EXERCISE: In the listing below, locate the lines that hold "Cohen" and copy them.

MATERIAL SHOWN:
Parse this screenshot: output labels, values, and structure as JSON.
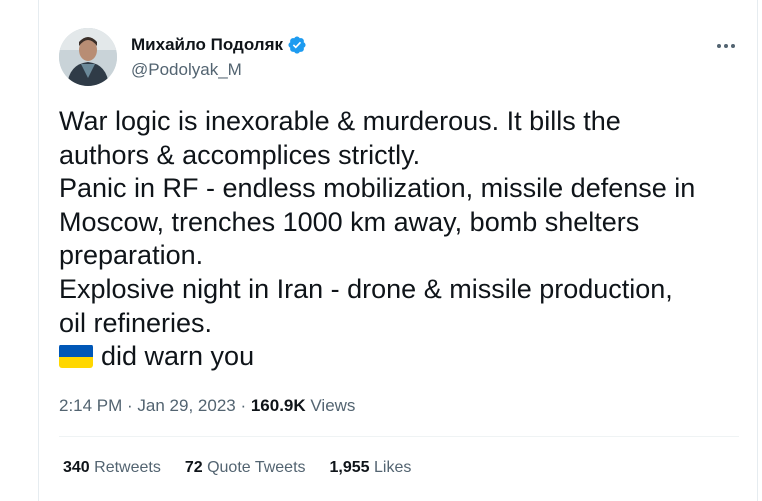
{
  "author": {
    "name": "Михайло Подоляк",
    "handle": "@Podolyak_M",
    "verified": true
  },
  "tweet": {
    "lines": [
      "War logic is inexorable & murderous. It bills the",
      "authors & accomplices strictly.",
      "Panic in RF - endless mobilization, missile defense in",
      "Moscow, trenches 1000 km away, bomb shelters",
      "preparation.",
      "Explosive night in Iran - drone & missile production,",
      "oil refineries.",
      "did warn you"
    ],
    "flag_icon": "ukraine-flag-emoji"
  },
  "meta": {
    "time": "2:14 PM",
    "dot1": " · ",
    "date": "Jan 29, 2023",
    "dot2": " · ",
    "views_count": "160.9K",
    "views_label": " Views"
  },
  "stats": {
    "retweets": {
      "count": "340",
      "label": " Retweets"
    },
    "quote_tweets": {
      "count": "72",
      "label": " Quote Tweets"
    },
    "likes": {
      "count": "1,955",
      "label": " Likes"
    }
  },
  "colors": {
    "text": "#0f1419",
    "secondary": "#536471",
    "verified": "#1d9bf0",
    "flag_blue": "#0057b7",
    "flag_yellow": "#ffd700"
  }
}
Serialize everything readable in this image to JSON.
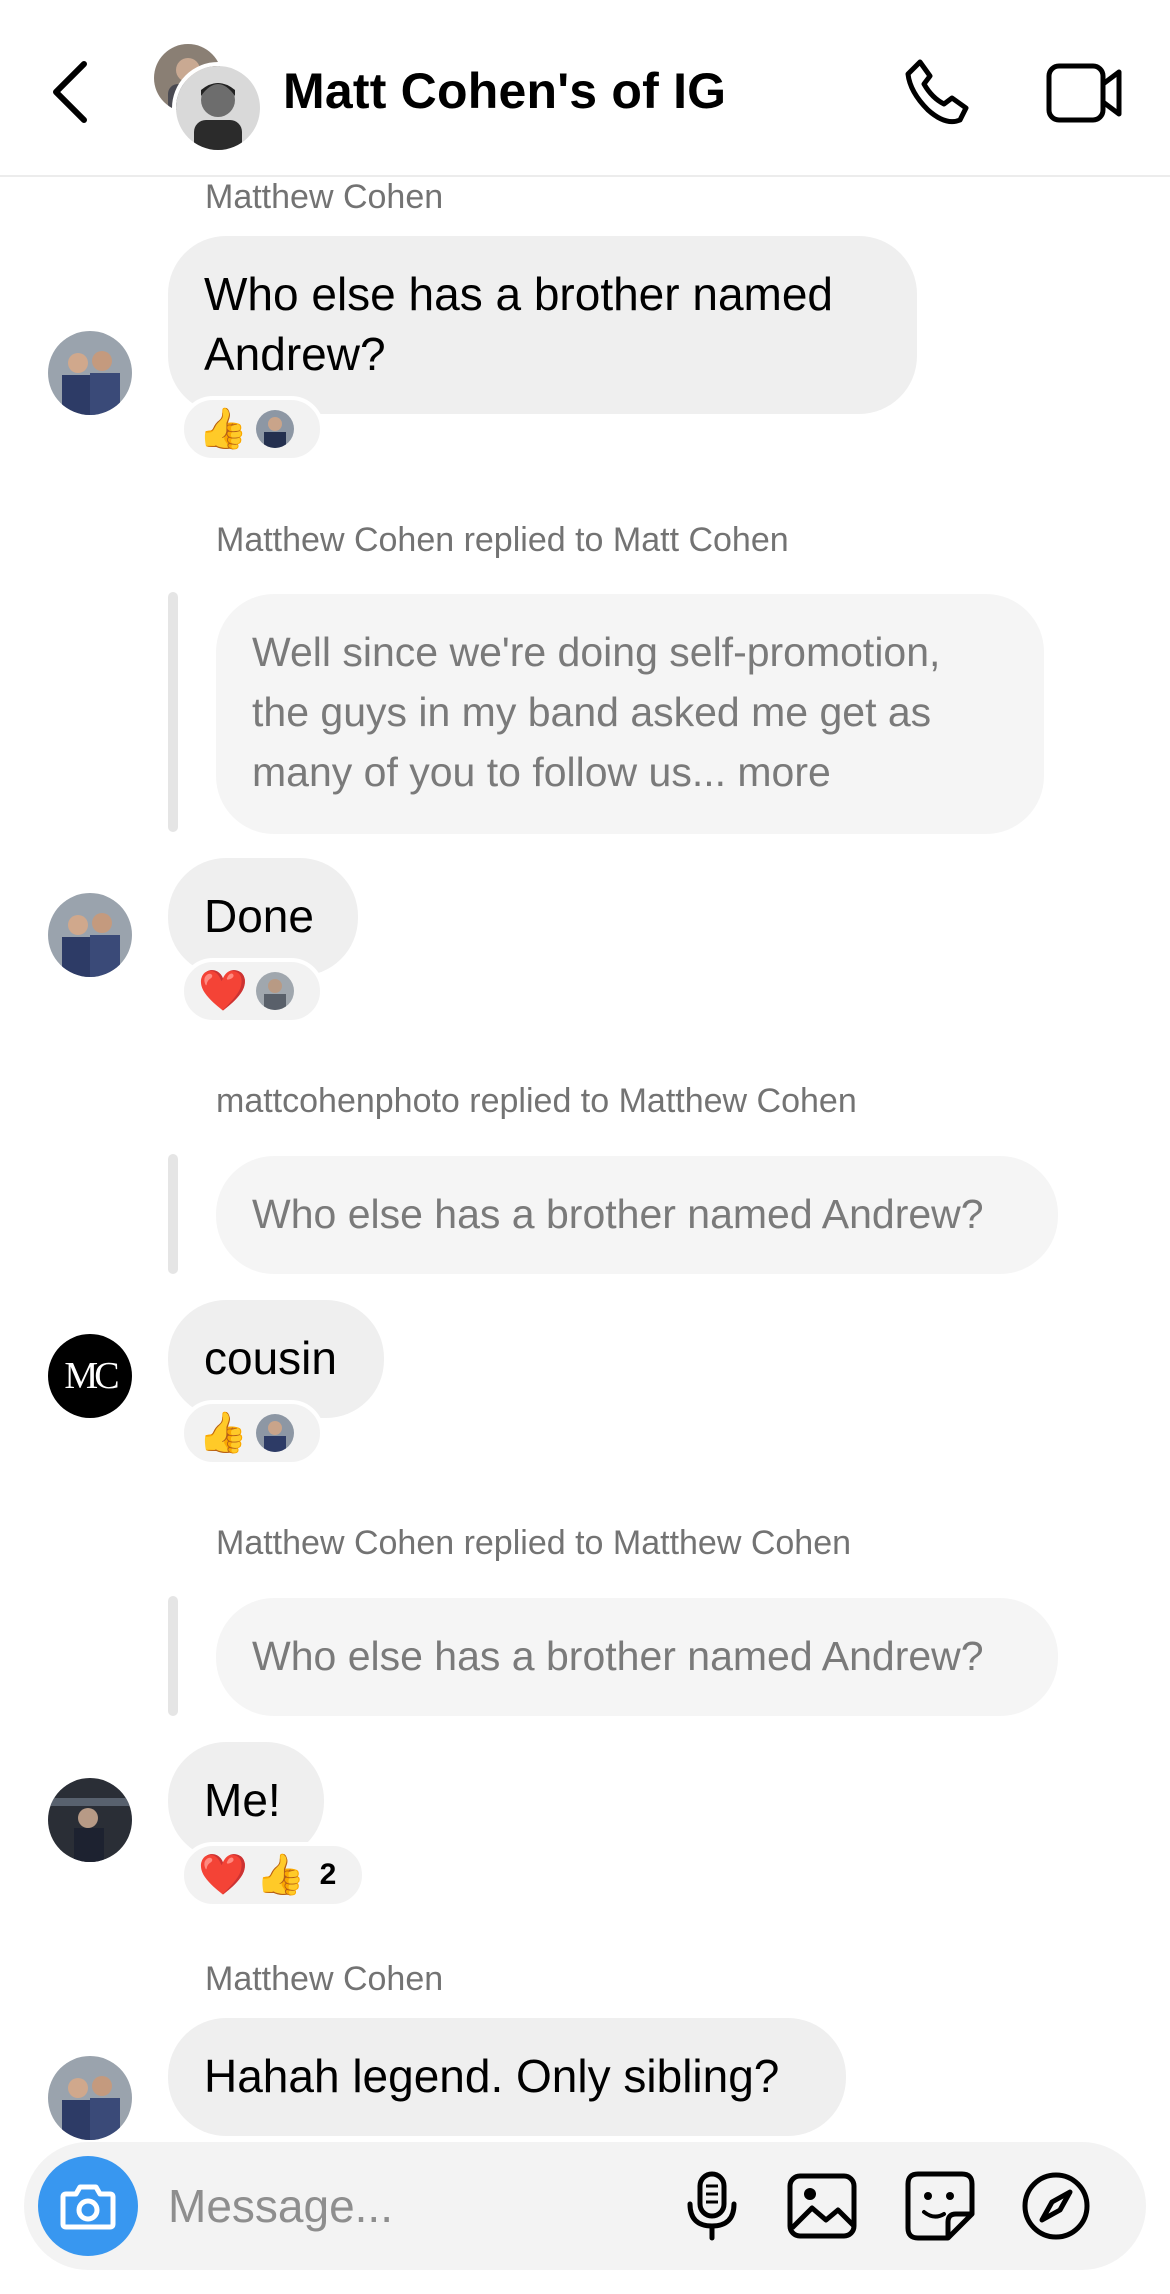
{
  "header": {
    "title": "Matt Cohen's of IG",
    "back_icon": "chevron-left-icon",
    "call_icon": "phone-icon",
    "video_icon": "video-camera-icon"
  },
  "messages": [
    {
      "sender": "Matthew Cohen",
      "text_line1": "Who else has a brother named",
      "text_line2": "Andrew?",
      "reactions": [
        "👍"
      ]
    },
    {
      "reply_header": "Matthew Cohen replied to Matt Cohen",
      "quoted_line1": "Well since we're doing self-promotion,",
      "quoted_line2": "the guys in my band asked me get as",
      "quoted_line3": "many of you to follow us... more",
      "text": "Done",
      "reactions": [
        "❤️"
      ]
    },
    {
      "reply_header": "mattcohenphoto replied to Matthew Cohen",
      "quoted": "Who else has a brother named Andrew?",
      "text": "cousin",
      "reactions": [
        "👍"
      ],
      "avatar_initials": "MC"
    },
    {
      "reply_header": "Matthew Cohen replied to Matthew Cohen",
      "quoted": "Who else has a brother named Andrew?",
      "text": "Me!",
      "reactions": [
        "❤️",
        "👍"
      ],
      "reaction_count": "2"
    },
    {
      "sender": "Matthew Cohen",
      "text": "Hahah legend. Only sibling?"
    }
  ],
  "composer": {
    "placeholder": "Message...",
    "icons": [
      "camera-icon",
      "microphone-icon",
      "image-icon",
      "sticker-icon",
      "compass-icon"
    ]
  },
  "colors": {
    "accent": "#3897f0",
    "bubble": "#efefef",
    "secondary_text": "#737373"
  }
}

WRITTEN ANSWER:
    "title": "Matt Cohen's of IG",
      "sender": "Matthew Cohen",
      "reply_header": "Matthew Cohen replied to Matt Cohen",
      "reply_header": "mattcohenphoto replied to Matthew Cohen",
      "reply_header": "Matthew Cohen replied to Matthew Cohen",
      "sender": "Matthew Cohen",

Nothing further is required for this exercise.